The best part of the past year?
A Billion Reasons Why making the CBA (Christian Book Assoc) Bestseller List and proving that my love of the 1940s era is truly romantic.
Any era that included Cary Grant has to be romantic. What's a book you wish you had written?
The Thorn Birds. It embodies the most perfect conflict. A man who loves a woman, but he's a priest. Oh, and he's ambitious, so when he can give his love the money that's rightfully hers, he takes it so he can get promoted into the church. The characters are so juicy and ruthless. It's like people at their worst trying to work out their idea of faith, yet being so drawn in by their humanity. I read it every year. McCollough's descriptions make me feel as if I have an IQ of 7.
I so remember that miniseries. Speaking of TV, have any guilty pleasures besides reading books about priests who like the ladies?
Oh, bad reality TV. Real Housewives of this and that, Flipping Out, Millionaire Matchmaker. Pretty much everything on Bravo. I have to pay for the extra tier on cable to get my channel. Drives me nuts! What I love about these shows is that we are all so ignorant of our own shortcomings, and I think these shows offer a peek into our own lives.
Those Bravo folks are crazy. I mean they are their own breed-o-crazy. Makes me feel a little better about myself. Okay, tell us about your ideal day.
Someone brings me Starbucks, then they all leave. I'm home alone with my computer, my reality TV-filled-DVR and no dealine. Then, dinner out with the family and a movie.
Very nice. All right, Lightning Round of Seriously Heavy Intellectual Questions. I'm about to pose some queries worthy of CNN. FOX News. That weird guy on PBS. You ready?
You've come into some money from a forgotten, distance, rich, dead relative. You can either hire a maid, chef, or chauffeur. Which do you choose?
A maid. Without question. I don't care that much about food. If I have my coffee, I'm happy and I like to drive. Gets the aggression out.
I don't care that much about food either. ::steps to the left to avoid lightning:: Okay, favorite 80s flick?
Sixteen Candles and Romancing the Stone.
If you could step into the shoes of anyone else for the day, who would you pick?
Ingrid Bergman's. For someone who's alive, Lady GaGa's, though I probably couldn't walk in her shoes. I think it would be really fun to be that inhibited. Oh, I should say Lady GaGa dressed.
And not on a meat-dress day. Okay, last question of the day. Tell readers where they can find you.
Thanks so much for stopping by, Kristin. We so appreciate it. And one person is going to win a copy of Perfectly Invisible, book two in the Universally Misunderstood series. To get in the running for this, leave a comment by Wednesday, July 13th, answering the following question: What is your guilty pleasure? People mag? Easy crosswords? Scrapbooking? SPAM?
AND don't forget, if you comment on all six MYFASE blog posts (June 27-July 11), you'll be in the running for an ARC of There You'll Find Me AND a $25 dollar Barnes and Noble card, in addition to any other books you win these two weeks of book/author fabulousness.

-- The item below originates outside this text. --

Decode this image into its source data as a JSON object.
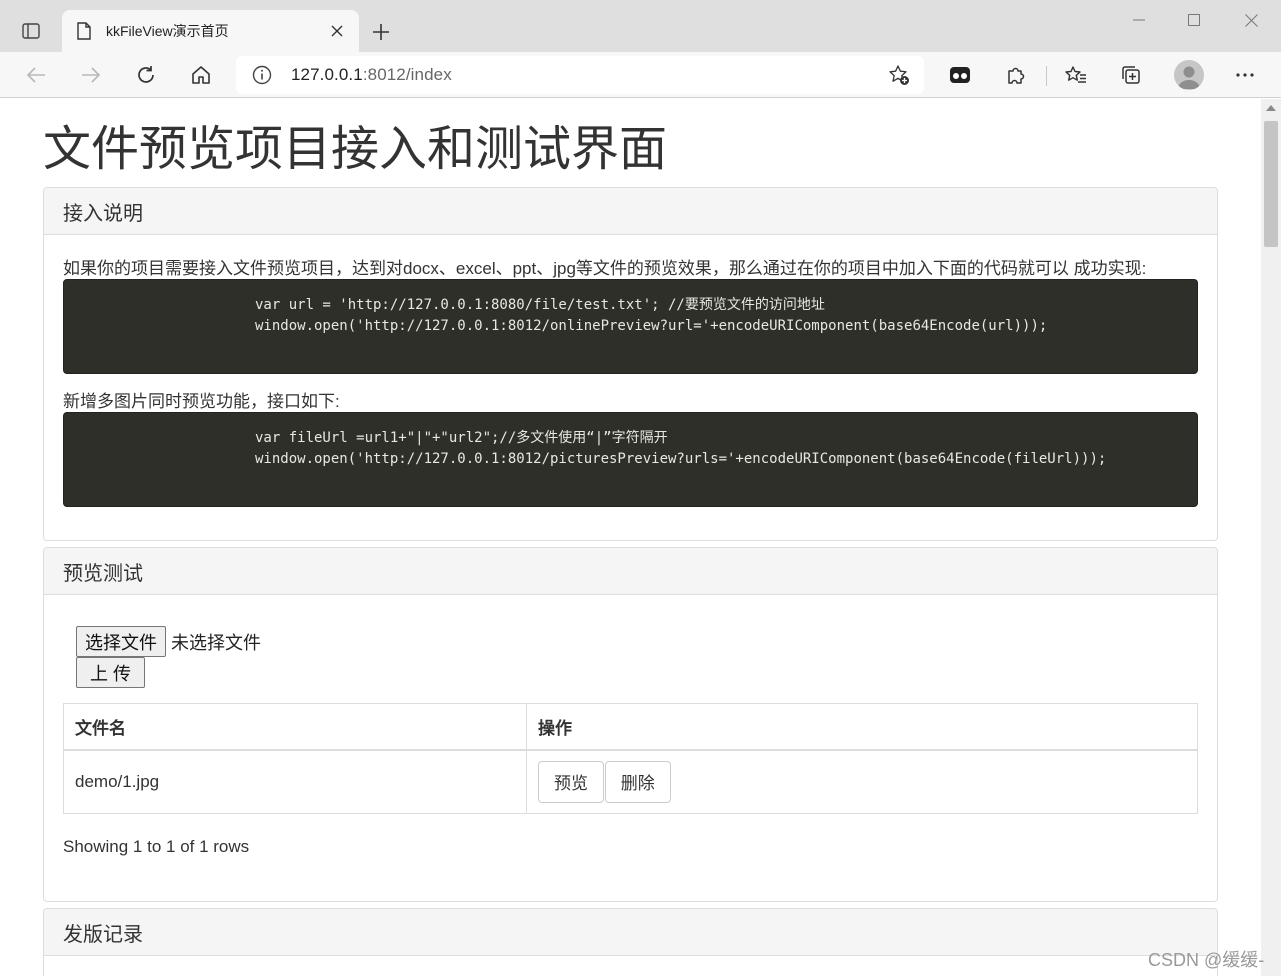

Be sure and return Friday when we talk coffee, one-year olds, and fun reads with Erynn Mangum. And another book giveaway! (Do the freebies ever stop? No! They do not!)